The tests Audyssey conducted did not address this, so they do not conflict. Even so, they used those tests to come to that conclusion, and that is where the error was made.
We work a lot with professional mixers at the university because of Tom [Holman]’s connections. So we did a number of experiments with them. In one of them we put them in front of the console and turned down the master fader, and the first reaction they had to their own mixes was, “what happened to my surrounds?” It turns out that loudness perception is spatial—it falls off faster behind us than it does in front of us. And we asked these mixers, “OK, you’re down 10dB, what would you do to the surrounds to maintain the surround impression?” And they would move it up, and at different levels they would move it up by different amounts. So if you do that with enough people you can come up with a set of rules that mimic what they’re doing.
So we integrated that into Dynamic EQ—as you turn the volume down, the surround levels go up a little or a lot, depending on how far down you are, to maintain the impression of surround.

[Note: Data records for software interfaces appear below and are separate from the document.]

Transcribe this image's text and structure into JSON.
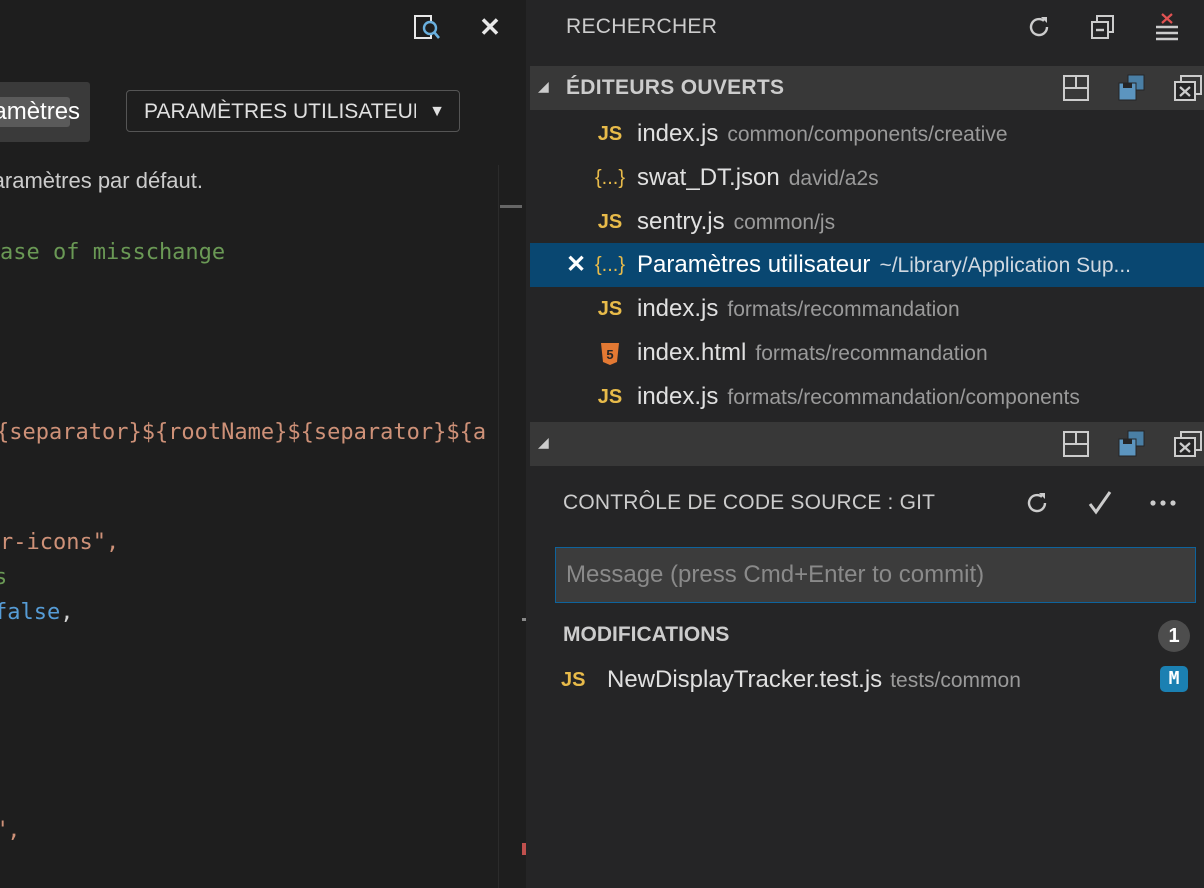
{
  "editor": {
    "settings_tab_label": "Paramètres",
    "scope_select": {
      "selected": "PARAMÈTRES UTILISATEUR"
    },
    "default_note": "Paramètres par défaut.",
    "code_lines": [
      {
        "text": "ase of misschange",
        "kind": "comment"
      },
      {
        "text": "{separator}${rootName}${separator}${a",
        "kind": "string"
      },
      {
        "text": ",",
        "kind": "string"
      },
      {
        "text": "r-icons\",",
        "kind": "string"
      },
      {
        "text": "s",
        "kind": "comment"
      },
      {
        "text": " false",
        "kind": "keyword"
      },
      {
        "text": ",",
        "kind": "punct"
      },
      {
        "text": "\",",
        "kind": "string"
      }
    ]
  },
  "sidebar": {
    "title": "RECHERCHER",
    "open_editors": {
      "title": "ÉDITEURS OUVERTS",
      "items": [
        {
          "icon": "JS",
          "name": "index.js",
          "path": "common/components/creative"
        },
        {
          "icon": "{...}",
          "name": "swat_DT.json",
          "path": "david/a2s"
        },
        {
          "icon": "JS",
          "name": "sentry.js",
          "path": "common/js"
        },
        {
          "icon": "{...}",
          "name": "Paramètres utilisateur",
          "path": "~/Library/Application Sup..."
        },
        {
          "icon": "JS",
          "name": "index.js",
          "path": "formats/recommandation"
        },
        {
          "icon": "5",
          "name": "index.html",
          "path": "formats/recommandation"
        },
        {
          "icon": "JS",
          "name": "index.js",
          "path": "formats/recommandation/components"
        }
      ],
      "close_glyph": "✕"
    },
    "scm": {
      "title": "CONTRÔLE DE CODE SOURCE : GIT",
      "commit_placeholder": "Message (press Cmd+Enter to commit)",
      "changes_title": "MODIFICATIONS",
      "changes_count": "1",
      "change": {
        "icon": "JS",
        "name": "NewDisplayTracker.test.js",
        "path": "tests/common",
        "status": "M"
      }
    }
  },
  "colors": {
    "accent_blue": "#0e639c",
    "selection": "#094771",
    "js_icon": "#e8bb4a",
    "html_icon": "#e37933",
    "modified_badge": "#1b80b2"
  }
}
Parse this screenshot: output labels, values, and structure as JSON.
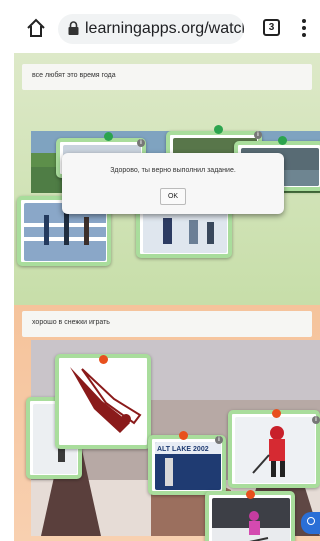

And the best way to demo that is to turn the volume down 20dB and turn off Dynamic EQ, and all of the sound collapses to the front.